The Roman Catholic Church maintains the right of the individual to decide upon a moral action on the basis of his or her conscience.
Having said that there are many conditions, safeguards and qualifications issued on the statement.
Saint Augustine taught that “there is no soul, however perverted, in whose conscience God does not speak.”
Thomas Aquinas taught that a person must always follow his conscience even if that conscience be erroneous. For “when a reason which is in error proposes something as a command of God, then to dismiss the dictate or reason is just the same as dismissing the command of God.”
John Henry Newman in his Difficulties of Anglicans speaks of conscience (and he means right conscience) as ‘the aboriginal vicar of Christ, a prophet in its informations, a monarch in its peremptoriness’. In talking about the Pope and allegiance to the Pope, Newman felt that conscience was supreme and the Pope was not in opposition to the primacy of conscience, but was there to guarantee it.
In terms of history it is sometimes admitted by the Roman Church that the teaching of the church lags behind changing circumstances. This was the case over slavery. Changes to church teaching about slavery were preceded by persons of good conscience acting at variance with traditional teaching.

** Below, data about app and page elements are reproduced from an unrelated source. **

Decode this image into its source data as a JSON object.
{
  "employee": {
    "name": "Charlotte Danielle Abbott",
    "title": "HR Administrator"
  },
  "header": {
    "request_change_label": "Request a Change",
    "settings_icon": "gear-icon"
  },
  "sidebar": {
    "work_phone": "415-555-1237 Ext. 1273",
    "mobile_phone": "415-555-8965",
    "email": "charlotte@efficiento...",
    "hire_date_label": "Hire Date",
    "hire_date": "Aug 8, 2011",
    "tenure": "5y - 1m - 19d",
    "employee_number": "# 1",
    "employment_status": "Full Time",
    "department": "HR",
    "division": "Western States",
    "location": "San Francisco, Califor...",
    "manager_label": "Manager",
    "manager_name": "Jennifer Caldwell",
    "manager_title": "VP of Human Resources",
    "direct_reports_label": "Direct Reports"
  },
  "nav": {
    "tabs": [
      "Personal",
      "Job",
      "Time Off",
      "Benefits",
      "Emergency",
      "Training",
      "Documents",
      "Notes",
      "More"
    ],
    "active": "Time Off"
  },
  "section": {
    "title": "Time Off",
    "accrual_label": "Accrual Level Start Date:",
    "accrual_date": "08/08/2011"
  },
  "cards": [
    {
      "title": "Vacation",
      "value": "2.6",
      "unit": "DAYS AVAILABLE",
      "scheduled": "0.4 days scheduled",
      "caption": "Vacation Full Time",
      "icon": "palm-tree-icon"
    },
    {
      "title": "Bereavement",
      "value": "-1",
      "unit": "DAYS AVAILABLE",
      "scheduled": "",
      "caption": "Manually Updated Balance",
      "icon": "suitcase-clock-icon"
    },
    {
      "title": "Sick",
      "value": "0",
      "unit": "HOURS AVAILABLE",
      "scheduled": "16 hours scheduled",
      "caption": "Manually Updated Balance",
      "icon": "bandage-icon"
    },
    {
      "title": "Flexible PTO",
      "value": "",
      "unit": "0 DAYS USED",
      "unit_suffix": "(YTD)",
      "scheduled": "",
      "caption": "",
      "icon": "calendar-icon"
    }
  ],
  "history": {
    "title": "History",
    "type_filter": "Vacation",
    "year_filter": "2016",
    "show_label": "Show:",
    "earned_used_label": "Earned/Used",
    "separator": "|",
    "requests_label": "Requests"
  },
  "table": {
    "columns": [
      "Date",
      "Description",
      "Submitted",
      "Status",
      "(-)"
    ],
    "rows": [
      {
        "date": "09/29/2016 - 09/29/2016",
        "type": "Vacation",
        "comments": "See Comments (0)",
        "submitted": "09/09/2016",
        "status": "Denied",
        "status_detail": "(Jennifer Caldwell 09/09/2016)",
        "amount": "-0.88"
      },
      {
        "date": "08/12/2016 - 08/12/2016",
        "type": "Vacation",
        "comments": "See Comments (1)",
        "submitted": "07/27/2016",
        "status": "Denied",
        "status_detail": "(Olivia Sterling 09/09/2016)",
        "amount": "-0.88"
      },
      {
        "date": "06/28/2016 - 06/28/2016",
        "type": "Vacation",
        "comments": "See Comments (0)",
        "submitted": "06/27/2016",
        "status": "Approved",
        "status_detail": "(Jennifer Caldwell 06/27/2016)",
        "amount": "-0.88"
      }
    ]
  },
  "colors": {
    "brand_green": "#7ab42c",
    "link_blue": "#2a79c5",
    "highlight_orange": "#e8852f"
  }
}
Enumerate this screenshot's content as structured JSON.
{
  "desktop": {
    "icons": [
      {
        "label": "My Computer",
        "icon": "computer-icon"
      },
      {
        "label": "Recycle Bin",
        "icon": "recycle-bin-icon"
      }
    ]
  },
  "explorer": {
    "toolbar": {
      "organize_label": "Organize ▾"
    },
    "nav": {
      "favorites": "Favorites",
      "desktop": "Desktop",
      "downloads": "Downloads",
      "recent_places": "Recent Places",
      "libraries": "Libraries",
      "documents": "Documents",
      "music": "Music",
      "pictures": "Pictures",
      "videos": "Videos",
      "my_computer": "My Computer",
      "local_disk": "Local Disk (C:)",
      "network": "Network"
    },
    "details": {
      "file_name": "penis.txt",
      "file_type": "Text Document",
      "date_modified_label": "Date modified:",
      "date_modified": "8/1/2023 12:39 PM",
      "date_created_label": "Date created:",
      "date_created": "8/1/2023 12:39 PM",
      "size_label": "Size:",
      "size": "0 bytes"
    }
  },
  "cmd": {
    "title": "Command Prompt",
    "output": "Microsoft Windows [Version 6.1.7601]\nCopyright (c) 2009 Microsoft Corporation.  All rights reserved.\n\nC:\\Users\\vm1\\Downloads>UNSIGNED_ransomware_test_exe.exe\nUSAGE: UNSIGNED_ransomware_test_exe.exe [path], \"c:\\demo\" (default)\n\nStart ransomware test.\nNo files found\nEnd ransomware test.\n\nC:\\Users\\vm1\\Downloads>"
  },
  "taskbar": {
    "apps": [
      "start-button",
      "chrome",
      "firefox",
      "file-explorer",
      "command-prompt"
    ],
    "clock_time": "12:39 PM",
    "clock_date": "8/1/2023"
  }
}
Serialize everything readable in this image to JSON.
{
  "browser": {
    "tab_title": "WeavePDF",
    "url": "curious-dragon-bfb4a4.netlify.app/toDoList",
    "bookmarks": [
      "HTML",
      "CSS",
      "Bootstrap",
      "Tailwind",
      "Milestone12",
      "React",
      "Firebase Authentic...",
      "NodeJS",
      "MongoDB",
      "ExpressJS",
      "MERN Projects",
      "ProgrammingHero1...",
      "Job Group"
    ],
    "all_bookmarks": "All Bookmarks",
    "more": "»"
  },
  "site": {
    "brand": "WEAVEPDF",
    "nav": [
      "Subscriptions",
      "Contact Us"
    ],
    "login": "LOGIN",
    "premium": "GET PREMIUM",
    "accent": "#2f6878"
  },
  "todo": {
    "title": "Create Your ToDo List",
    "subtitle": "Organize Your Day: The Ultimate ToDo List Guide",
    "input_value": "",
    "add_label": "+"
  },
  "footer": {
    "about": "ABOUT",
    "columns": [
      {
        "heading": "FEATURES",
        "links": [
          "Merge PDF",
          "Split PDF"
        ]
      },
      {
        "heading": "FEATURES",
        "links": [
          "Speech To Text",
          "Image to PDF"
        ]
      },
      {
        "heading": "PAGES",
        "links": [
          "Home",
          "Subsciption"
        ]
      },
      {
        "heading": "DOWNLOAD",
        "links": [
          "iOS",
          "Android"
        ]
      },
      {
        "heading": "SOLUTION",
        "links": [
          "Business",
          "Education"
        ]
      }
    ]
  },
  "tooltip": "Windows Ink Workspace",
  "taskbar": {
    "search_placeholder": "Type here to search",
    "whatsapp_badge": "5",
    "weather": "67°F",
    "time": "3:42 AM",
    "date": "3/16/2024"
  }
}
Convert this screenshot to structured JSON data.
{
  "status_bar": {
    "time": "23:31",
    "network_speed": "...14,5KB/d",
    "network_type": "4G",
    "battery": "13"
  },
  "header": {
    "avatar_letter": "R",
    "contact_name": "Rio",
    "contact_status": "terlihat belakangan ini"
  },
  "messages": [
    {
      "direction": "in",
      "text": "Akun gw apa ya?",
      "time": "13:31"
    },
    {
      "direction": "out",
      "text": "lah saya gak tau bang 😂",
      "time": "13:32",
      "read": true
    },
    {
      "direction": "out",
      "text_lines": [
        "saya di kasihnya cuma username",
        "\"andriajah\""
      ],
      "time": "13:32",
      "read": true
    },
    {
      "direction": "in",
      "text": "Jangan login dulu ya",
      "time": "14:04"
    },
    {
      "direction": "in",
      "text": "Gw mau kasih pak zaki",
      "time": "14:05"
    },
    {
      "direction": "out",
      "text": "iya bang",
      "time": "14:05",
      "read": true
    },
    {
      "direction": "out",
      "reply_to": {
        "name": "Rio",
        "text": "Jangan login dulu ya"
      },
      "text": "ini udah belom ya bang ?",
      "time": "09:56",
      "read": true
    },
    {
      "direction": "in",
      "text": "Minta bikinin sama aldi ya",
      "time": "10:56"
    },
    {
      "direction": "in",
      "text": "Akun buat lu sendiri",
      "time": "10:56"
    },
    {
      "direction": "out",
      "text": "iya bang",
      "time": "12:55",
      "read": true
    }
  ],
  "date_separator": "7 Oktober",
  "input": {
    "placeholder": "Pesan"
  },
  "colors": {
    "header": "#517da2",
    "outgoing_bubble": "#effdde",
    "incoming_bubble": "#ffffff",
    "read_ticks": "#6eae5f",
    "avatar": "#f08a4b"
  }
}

The Second Vatican Council in its Declaration on Religious Freedom in 1965 teaches:
In all his activity a man is bound to follow his conscience faithfully, in order that he may come to God, for whom he was created. It follows that he is not to be forced to act in a manner contrary to his conscience. Nor, on the other hand is he to be restrained from acting in accordance with his conscience, especially in matters religious.
The point is that following one’s conscience is not about each person choosing for him or herself what course of action should be followed. The conscience, in order to maintain autonomy must be properly informed on the matter. It has to fully understand the issues involved and the implications of a decision which differs from that of the church. The rule seems to be educate your conscience and to that conscience be true. Each of us must ensure that we have a formed and informed conscience as we decide not only what we will believe, as that is probably the less problematic part, but also as we decide what we will do.
The matter comes to a head over birth control. After the Second Vatican Council many Catholics on the basis of their beliefs based on conscience that they could not follow the Pope’s advice about contraception.
Paul VI taught “that each and every marital act must of necessity retain its intrinsic relationship to the procreation of human life”. It is not possible to know how many Catholics agreed with the Pope, but there were those who agreed with this position and supported the Pope in his stand against not only modern trends but also the advice he had been given by a Papal Commission.
The result today is an uneasy compromise.
The church maintains that it represents a considered, thoughtful and prayerful conclusion in support of Natural Law and its precepts. Some Dioceses were forthright in their support of this in every situation. Literature from Ireland in the 1970s virtually declared that freedom of conscience was subject to the good counsel of the church.
At the same time the official line of the Catholic Church is that conscience must be obeyed
In his 1993 Encyclical Veritatis Splendor, John Paul II stated:
Like the natural law itself and all practical knowledge, the judgment of conscience also has an imperative character: man must act in accordance with it. If man acts against this judgment or, in a case where he lacks certainty about the rightness and goodness of a determined act, still performs that act, he stands condemned by his own conscience, the proximate norm of personal morality. Later to become Benedict XVI says, “It is of course undisputed that one must follow a certain conscience, or at least not act against it”.